Blood moon 2018 India: One of the most anticipated astronomical events to be seen on July 27 will be seen from all parts of the country
Blood moon 2018: One of the most anticipated astronomical events to be seen on July 27 will be seen from all parts of the country. Scientists have described the ‘blood moon’ as the longest lunar eclipse in a century when the moon is visible in red for human naked eyes.
The eclipse will appear in two parts, from which the first total lunar eclipse will occur, then there will be a partial eclipse, of which it will last longer than one hour. According to various reports, this incident can take more than four hours to run its course.
In most countries, Stargazers will not be able to see both eclipse after each other. However, due to the geographical location of the Indian subcontinent, these two eclipses will be visible to the naked eye.
Eclipse will be also visible in South America, Africa, Middle East and Central Asia.
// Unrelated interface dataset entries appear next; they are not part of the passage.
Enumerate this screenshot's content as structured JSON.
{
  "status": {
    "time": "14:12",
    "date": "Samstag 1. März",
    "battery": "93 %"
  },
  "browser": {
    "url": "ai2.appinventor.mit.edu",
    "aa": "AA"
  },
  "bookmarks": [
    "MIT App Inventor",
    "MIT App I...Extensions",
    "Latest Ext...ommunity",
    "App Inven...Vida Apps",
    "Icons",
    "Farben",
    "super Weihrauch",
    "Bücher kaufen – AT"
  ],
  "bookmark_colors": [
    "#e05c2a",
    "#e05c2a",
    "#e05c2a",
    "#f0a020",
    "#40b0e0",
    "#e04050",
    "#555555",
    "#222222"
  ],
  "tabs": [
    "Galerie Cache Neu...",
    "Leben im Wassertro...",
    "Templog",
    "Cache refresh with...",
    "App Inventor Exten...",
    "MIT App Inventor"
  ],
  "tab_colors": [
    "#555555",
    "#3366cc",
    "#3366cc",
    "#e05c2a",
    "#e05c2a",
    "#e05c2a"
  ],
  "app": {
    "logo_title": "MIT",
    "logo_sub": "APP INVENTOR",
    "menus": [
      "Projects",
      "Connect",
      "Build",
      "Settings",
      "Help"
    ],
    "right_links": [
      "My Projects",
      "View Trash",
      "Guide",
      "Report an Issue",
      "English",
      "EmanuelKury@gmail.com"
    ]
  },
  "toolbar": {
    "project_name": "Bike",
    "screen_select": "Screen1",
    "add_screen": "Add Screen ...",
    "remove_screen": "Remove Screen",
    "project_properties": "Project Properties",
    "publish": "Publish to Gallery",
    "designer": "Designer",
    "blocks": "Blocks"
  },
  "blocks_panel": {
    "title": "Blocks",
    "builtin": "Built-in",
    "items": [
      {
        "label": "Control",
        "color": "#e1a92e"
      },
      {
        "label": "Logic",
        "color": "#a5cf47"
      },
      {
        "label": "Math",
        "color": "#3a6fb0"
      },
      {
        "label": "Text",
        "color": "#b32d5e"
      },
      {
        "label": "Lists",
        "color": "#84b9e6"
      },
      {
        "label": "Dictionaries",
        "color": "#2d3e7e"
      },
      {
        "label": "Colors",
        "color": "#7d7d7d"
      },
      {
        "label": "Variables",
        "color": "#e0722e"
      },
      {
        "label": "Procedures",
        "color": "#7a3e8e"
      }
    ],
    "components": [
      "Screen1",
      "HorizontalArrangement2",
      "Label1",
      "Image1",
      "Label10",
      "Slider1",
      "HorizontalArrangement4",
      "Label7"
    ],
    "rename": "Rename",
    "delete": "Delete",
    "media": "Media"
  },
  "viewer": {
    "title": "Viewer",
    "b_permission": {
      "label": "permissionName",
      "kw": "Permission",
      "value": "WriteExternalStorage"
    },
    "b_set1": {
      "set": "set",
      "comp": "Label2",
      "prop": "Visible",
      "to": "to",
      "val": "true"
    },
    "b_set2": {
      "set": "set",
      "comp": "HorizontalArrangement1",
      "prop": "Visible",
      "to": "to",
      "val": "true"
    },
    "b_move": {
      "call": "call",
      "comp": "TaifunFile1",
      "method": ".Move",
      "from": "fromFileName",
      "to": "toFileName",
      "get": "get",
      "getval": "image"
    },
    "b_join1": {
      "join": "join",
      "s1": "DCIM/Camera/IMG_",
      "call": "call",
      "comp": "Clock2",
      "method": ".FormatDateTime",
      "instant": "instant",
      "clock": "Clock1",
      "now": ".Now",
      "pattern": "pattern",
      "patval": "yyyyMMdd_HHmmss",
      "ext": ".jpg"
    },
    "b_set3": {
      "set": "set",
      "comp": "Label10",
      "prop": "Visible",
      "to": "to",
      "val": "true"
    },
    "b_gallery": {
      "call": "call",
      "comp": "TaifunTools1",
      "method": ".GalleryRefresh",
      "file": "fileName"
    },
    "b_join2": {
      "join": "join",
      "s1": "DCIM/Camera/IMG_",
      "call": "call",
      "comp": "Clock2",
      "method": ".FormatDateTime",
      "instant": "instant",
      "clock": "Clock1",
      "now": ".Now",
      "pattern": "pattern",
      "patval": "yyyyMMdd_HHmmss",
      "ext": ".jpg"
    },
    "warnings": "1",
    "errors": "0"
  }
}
It is said that the full eclipse will last for one hour and 30 minutes, whereas partial eclipse will last for more than an hour.
According to NASA, the ‘Blood Moon’ moon lunar on July 27 will be the longest and only four minutes less than the longest lunar eclipse seen from Earth.
‘Blood Moon’ will start with a partial eclipse on July 27 at 11:54 pm IST, and the full eclipse will start around July 1 at 1:00 pm It is being said that around the moon is around its dark 1 Will: It will continue to look like till July 5, July 28 and 2:43. After this the moon will be partially absorbed by 3:49.
Interestingly, on July 27, the Moon will be retrieved from Earth with its most distant point, and it will be the smallest full Moon of the year.
This is the reason why this total lunar eclipse is called ‘blood moon’, due to the fact that the moon’s disc blood will take an orange to red color, depending on the part of the earth’s shadow it will pass away.
According to scientists, it is safe to look directly at the lunar eclipse. During a lunar eclipse, the light from the moon is much less intense than the emission of solar eclipse.